Work order: A verbatim copy of the records is required, with all pictures left out.

Element data from apps and pages
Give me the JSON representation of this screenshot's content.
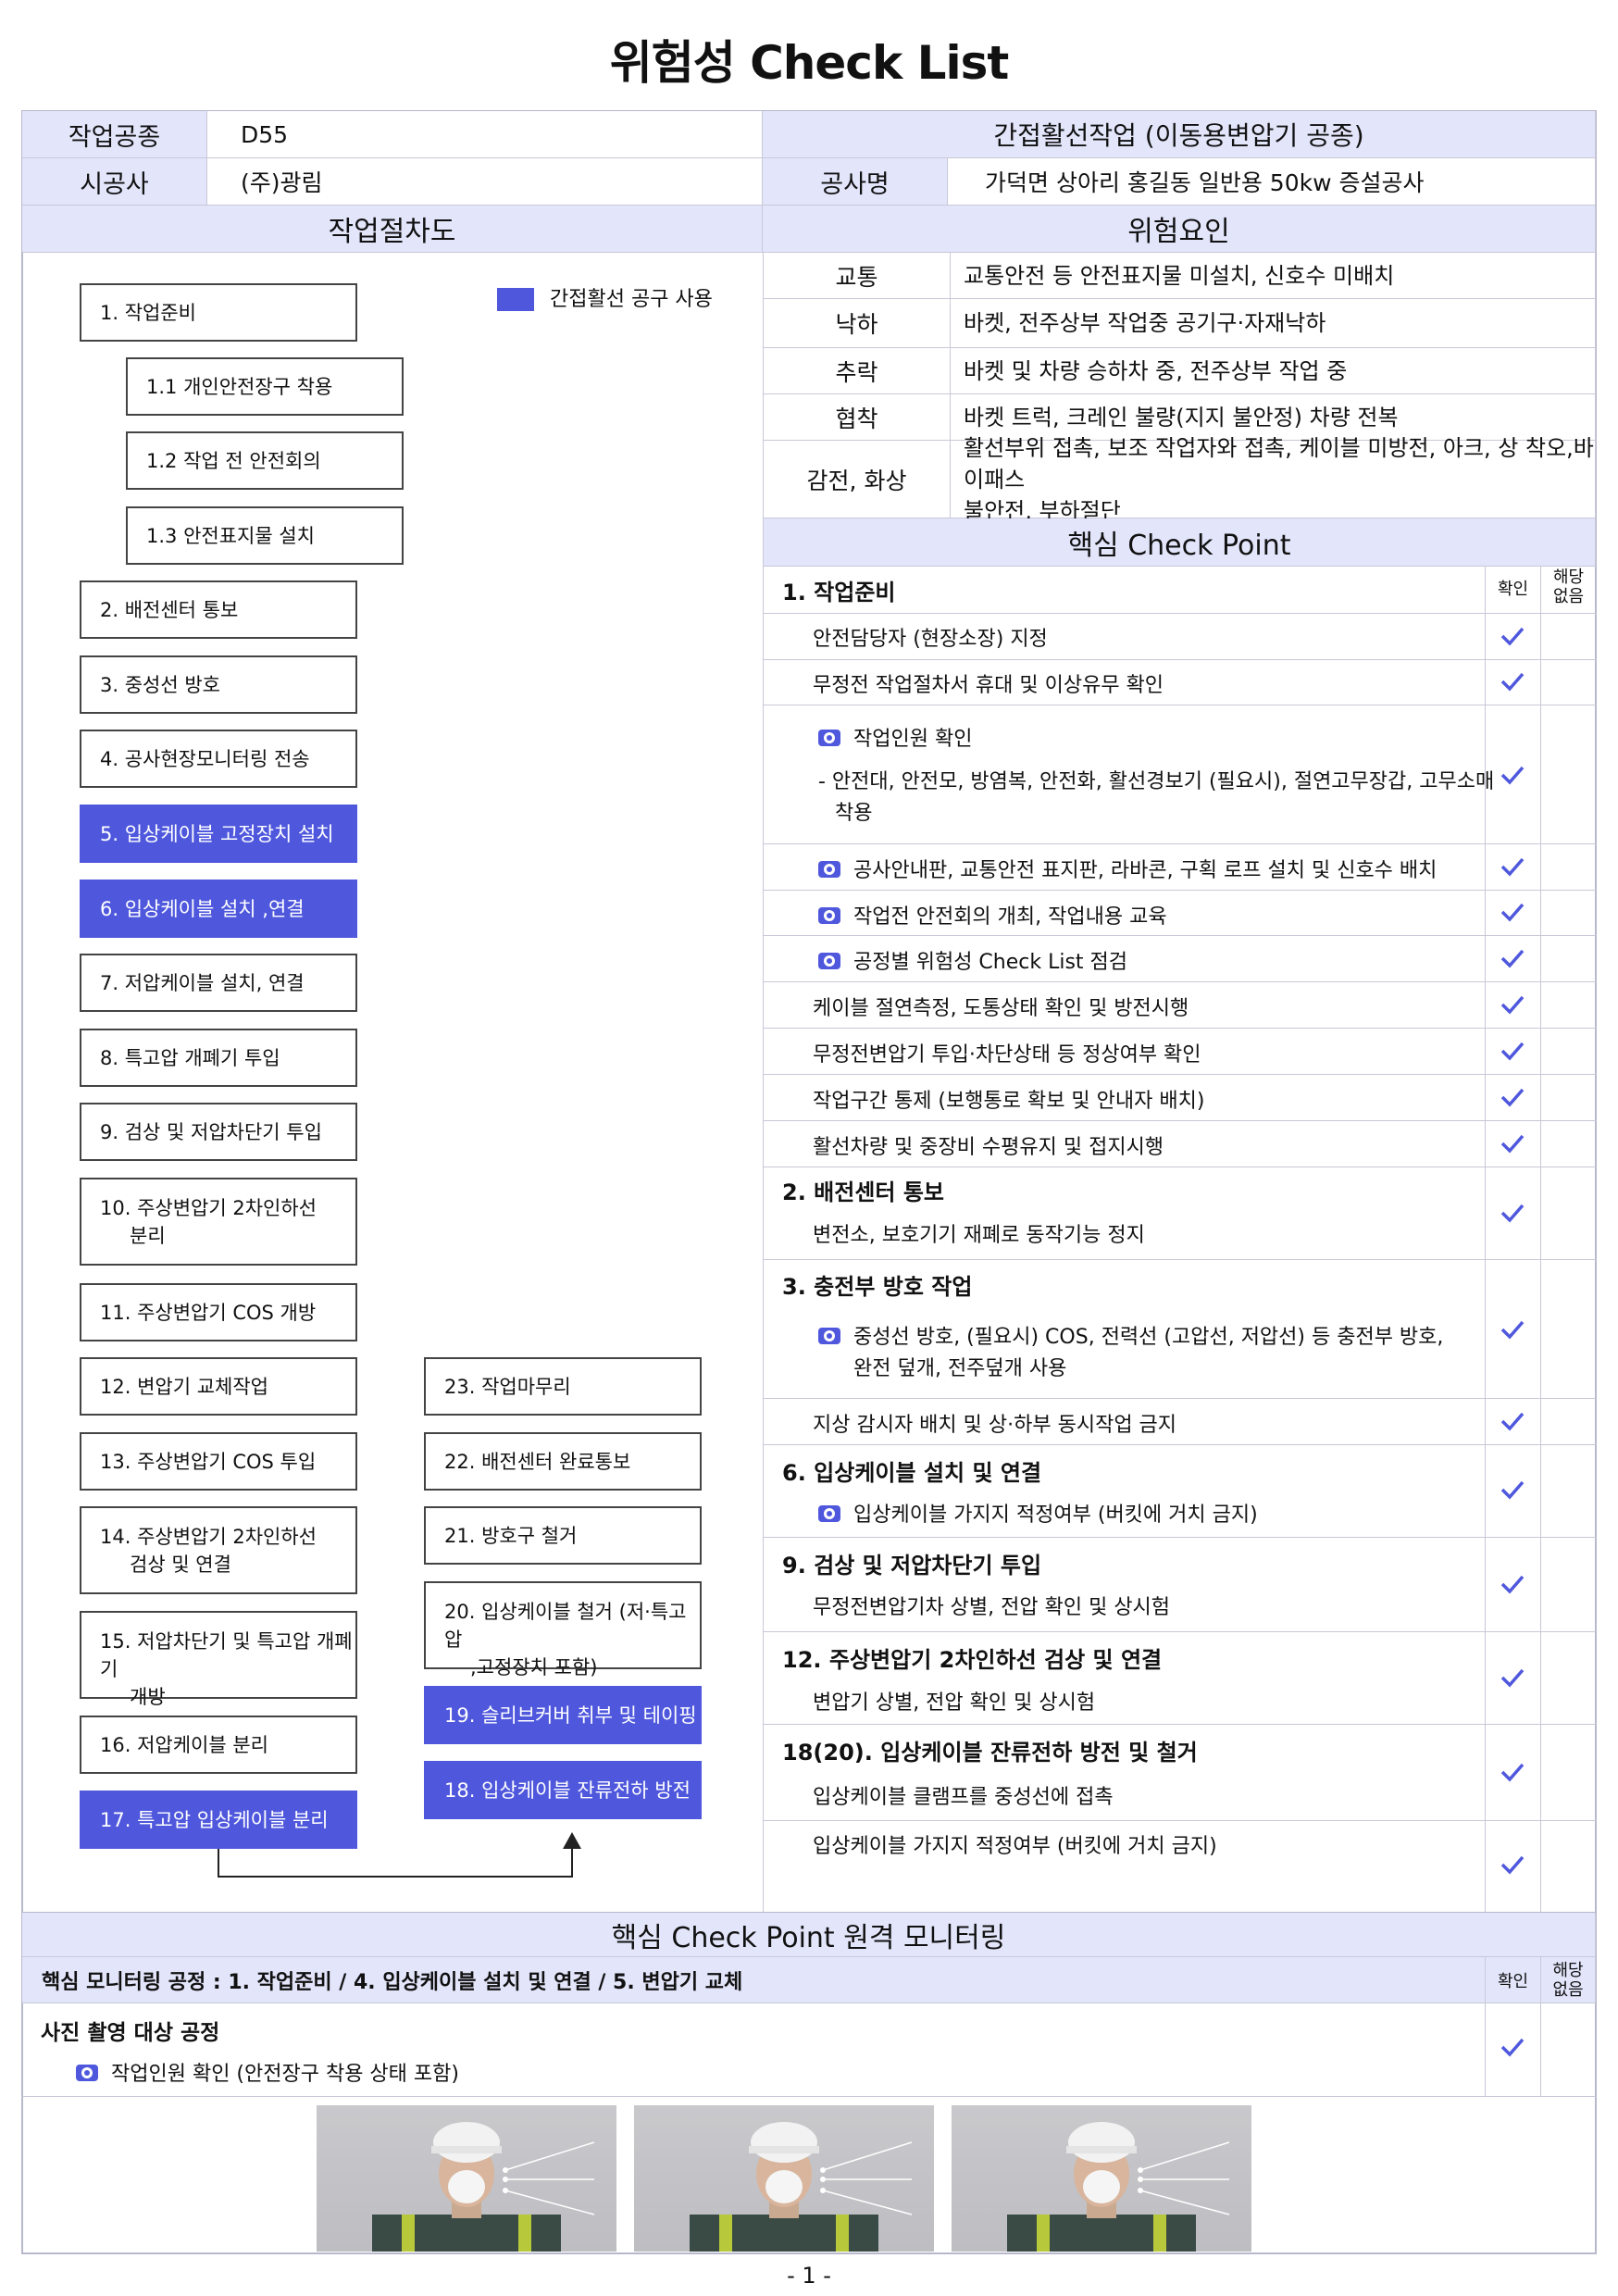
{
  "title": "위험성 Check List",
  "header": {
    "work_type_label": "작업공종",
    "work_type_value": "D55",
    "category": "간접활선작업 (이동용변압기 공종)",
    "contractor_label": "시공사",
    "contractor_value": "(주)광림",
    "project_label": "공사명",
    "project_value": "가덕면 상아리 홍길동 일반용 50kw 증설공사"
  },
  "procedure": {
    "title": "작업절차도",
    "legend": "간접활선 공구 사용",
    "steps": [
      "1. 작업준비",
      "1.1 개인안전장구 착용",
      "1.2 작업 전 안전회의",
      "1.3 안전표지물 설치",
      "2. 배전센터 통보",
      "3. 중성선 방호",
      "4. 공사현장모니터링 전송",
      "5. 입상케이블 고정장치 설치",
      "6. 입상케이블 설치 ,연결",
      "7. 저압케이블 설치, 연결",
      "8. 특고압 개폐기 투입",
      "9. 검상 및 저압차단기 투입",
      "10. 주상변압기 2차인하선",
      "분리",
      "11. 주상변압기 COS 개방",
      "12. 변압기 교체작업",
      "13. 주상변압기 COS 투입",
      "14. 주상변압기 2차인하선",
      "검상 및 연결",
      "15. 저압차단기 및 특고압 개폐기",
      "개방",
      "16. 저압케이블 분리",
      "17. 특고압 입상케이블 분리",
      "23. 작업마무리",
      "22. 배전센터 완료통보",
      "21. 방호구 철거",
      "20. 입상케이블 철거 (저·특고압",
      ",고정장치 포함)",
      "19. 슬리브커버 취부 및 테이핑",
      "18. 입상케이블 잔류전하 방전"
    ]
  },
  "hazards": {
    "title": "위험요인",
    "rows": [
      {
        "label": "교통",
        "text": "교통안전 등 안전표지물 미설치, 신호수 미배치"
      },
      {
        "label": "낙하",
        "text": "바켓, 전주상부 작업중 공기구·자재낙하"
      },
      {
        "label": "추락",
        "text": "바켓 및 차량 승하차 중, 전주상부 작업 중"
      },
      {
        "label": "협착",
        "text": "바켓 트럭, 크레인 불량(지지 불안정) 차량 전복"
      },
      {
        "label": "감전, 화상",
        "text": "활선부위 접촉, 보조 작업자와 접촉, 케이블 미방전, 아크, 상 착오,바이패스",
        "text2": "불안전, 부하절단"
      }
    ]
  },
  "checkpoint": {
    "title": "핵심 Check Point",
    "confirm": "확인",
    "na_1": "해당",
    "na_2": "없음",
    "sec1": "1. 작업준비",
    "i1": "안전담당자 (현장소장) 지정",
    "i2": "무정전 작업절차서 휴대 및 이상유무 확인",
    "i3": "작업인원 확인",
    "i3a": "- 안전대, 안전모, 방염복, 안전화, 활선경보기 (필요시), 절연고무장갑, 고무소매",
    "i3b": "착용",
    "i4": "공사안내판, 교통안전 표지판, 라바콘, 구획 로프 설치 및 신호수 배치",
    "i5": "작업전 안전회의 개최, 작업내용 교육",
    "i6": "공정별 위험성 Check List 점검",
    "i7": "케이블 절연측정, 도통상태 확인 및 방전시행",
    "i8": "무정전변압기 투입·차단상태 등 정상여부 확인",
    "i9": "작업구간 통제 (보행통로 확보 및 안내자 배치)",
    "i10": "활선차량 및 중장비 수평유지 및 접지시행",
    "sec2": "2. 배전센터 통보",
    "i11": "변전소, 보호기기 재폐로 동작기능 정지",
    "sec3": "3. 충전부 방호 작업",
    "i12a": "중성선 방호, (필요시) COS, 전력선 (고압선, 저압선) 등  충전부 방호,",
    "i12b": "완전 덮개, 전주덮개 사용",
    "i13": "지상 감시자 배치 및 상·하부 동시작업 금지",
    "sec6": "6. 입상케이블 설치 및 연결",
    "i14": "입상케이블 가지지 적정여부 (버킷에 거치 금지)",
    "sec9": "9. 검상 및 저압차단기 투입",
    "i15": "무정전변압기차 상별, 전압 확인 및 상시험",
    "sec12": "12. 주상변압기 2차인하선 검상 및 연결",
    "i16": "변압기 상별, 전압 확인 및 상시험",
    "sec18": "18(20). 입상케이블 잔류전하 방전 및 철거",
    "i17": "입상케이블 클램프를 중성선에 접촉",
    "i18": "입상케이블 가지지 적정여부 (버킷에 거치 금지)"
  },
  "monitoring": {
    "title": "핵심 Check Point 원격 모니터링",
    "process": "핵심 모니터링 공정 : 1. 작업준비  /  4. 입상케이블 설치 및 연결  /  5. 변압기 교체",
    "confirm": "확인",
    "na_1": "해당",
    "na_2": "없음",
    "photo_title": "사진 촬영 대상  공정",
    "photo_item": "작업인원 확인 (안전장구 착용 상태 포함)"
  },
  "page_number": "- 1 -",
  "colors": {
    "accent": "#4f58dd",
    "header_bg": "#e3e6fb",
    "check": "#4f58dd"
  }
}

Solution to this task:
Give me the JSON representation of this screenshot's content.
{
  "title": "위험성 Check List",
  "header": {
    "work_type_label": "작업공종",
    "work_type_value": "D55",
    "category": "간접활선작업 (이동용변압기 공종)",
    "contractor_label": "시공사",
    "contractor_value": "(주)광림",
    "project_label": "공사명",
    "project_value": "가덕면 상아리 홍길동 일반용 50kw 증설공사"
  },
  "procedure": {
    "title": "작업절차도",
    "legend": "간접활선 공구 사용",
    "steps": [
      "1. 작업준비",
      "1.1 개인안전장구 착용",
      "1.2 작업 전 안전회의",
      "1.3 안전표지물 설치",
      "2. 배전센터 통보",
      "3. 중성선 방호",
      "4. 공사현장모니터링 전송",
      "5. 입상케이블 고정장치 설치",
      "6. 입상케이블 설치 ,연결",
      "7. 저압케이블 설치, 연결",
      "8. 특고압 개폐기 투입",
      "9. 검상 및 저압차단기 투입",
      "10. 주상변압기 2차인하선",
      "분리",
      "11. 주상변압기 COS 개방",
      "12. 변압기 교체작업",
      "13. 주상변압기 COS 투입",
      "14. 주상변압기 2차인하선",
      "검상 및 연결",
      "15. 저압차단기 및 특고압 개폐기",
      "개방",
      "16. 저압케이블 분리",
      "17. 특고압 입상케이블 분리",
      "23. 작업마무리",
      "22. 배전센터 완료통보",
      "21. 방호구 철거",
      "20. 입상케이블 철거 (저·특고압",
      ",고정장치 포함)",
      "19. 슬리브커버 취부 및 테이핑",
      "18. 입상케이블 잔류전하 방전"
    ]
  },
  "hazards": {
    "title": "위험요인",
    "rows": [
      {
        "label": "교통",
        "text": "교통안전 등 안전표지물 미설치, 신호수 미배치"
      },
      {
        "label": "낙하",
        "text": "바켓, 전주상부 작업중 공기구·자재낙하"
      },
      {
        "label": "추락",
        "text": "바켓 및 차량 승하차 중, 전주상부 작업 중"
      },
      {
        "label": "협착",
        "text": "바켓 트럭, 크레인 불량(지지 불안정) 차량 전복"
      },
      {
        "label": "감전, 화상",
        "text": "활선부위 접촉, 보조 작업자와 접촉, 케이블 미방전, 아크, 상 착오,바이패스",
        "text2": "불안전, 부하절단"
      }
    ]
  },
  "checkpoint": {
    "title": "핵심 Check Point",
    "confirm": "확인",
    "na_1": "해당",
    "na_2": "없음",
    "sec1": "1. 작업준비",
    "i1": "안전담당자 (현장소장) 지정",
    "i2": "무정전 작업절차서 휴대 및 이상유무 확인",
    "i3": "작업인원 확인",
    "i3a": "- 안전대, 안전모, 방염복, 안전화, 활선경보기 (필요시), 절연고무장갑, 고무소매",
    "i3b": "착용",
    "i4": "공사안내판, 교통안전 표지판, 라바콘, 구획 로프 설치 및 신호수 배치",
    "i5": "작업전 안전회의 개최, 작업내용 교육",
    "i6": "공정별 위험성 Check List 점검",
    "i7": "케이블 절연측정, 도통상태 확인 및 방전시행",
    "i8": "무정전변압기 투입·차단상태 등 정상여부 확인",
    "i9": "작업구간 통제 (보행통로 확보 및 안내자 배치)",
    "i10": "활선차량 및 중장비 수평유지 및 접지시행",
    "sec2": "2. 배전센터 통보",
    "i11": "변전소, 보호기기 재폐로 동작기능 정지",
    "sec3": "3. 충전부 방호 작업",
    "i12a": "중성선 방호, (필요시) COS, 전력선 (고압선, 저압선) 등  충전부 방호,",
    "i12b": "완전 덮개, 전주덮개 사용",
    "i13": "지상 감시자 배치 및 상·하부 동시작업 금지",
    "sec6": "6. 입상케이블 설치 및 연결",
    "i14": "입상케이블 가지지 적정여부 (버킷에 거치 금지)",
    "sec9": "9. 검상 및 저압차단기 투입",
    "i15": "무정전변압기차 상별, 전압 확인 및 상시험",
    "sec12": "12. 주상변압기 2차인하선 검상 및 연결",
    "i16": "변압기 상별, 전압 확인 및 상시험",
    "sec18": "18(20). 입상케이블 잔류전하 방전 및 철거",
    "i17": "입상케이블 클램프를 중성선에 접촉",
    "i18": "입상케이블 가지지 적정여부 (버킷에 거치 금지)"
  },
  "monitoring": {
    "title": "핵심 Check Point 원격 모니터링",
    "process": "핵심 모니터링 공정 : 1. 작업준비  /  4. 입상케이블 설치 및 연결  /  5. 변압기 교체",
    "confirm": "확인",
    "na_1": "해당",
    "na_2": "없음",
    "photo_title": "사진 촬영 대상  공정",
    "photo_item": "작업인원 확인 (안전장구 착용 상태 포함)"
  },
  "page_number": "- 1 -",
  "colors": {
    "accent": "#4f58dd",
    "header_bg": "#e3e6fb",
    "check": "#4f58dd"
  }
}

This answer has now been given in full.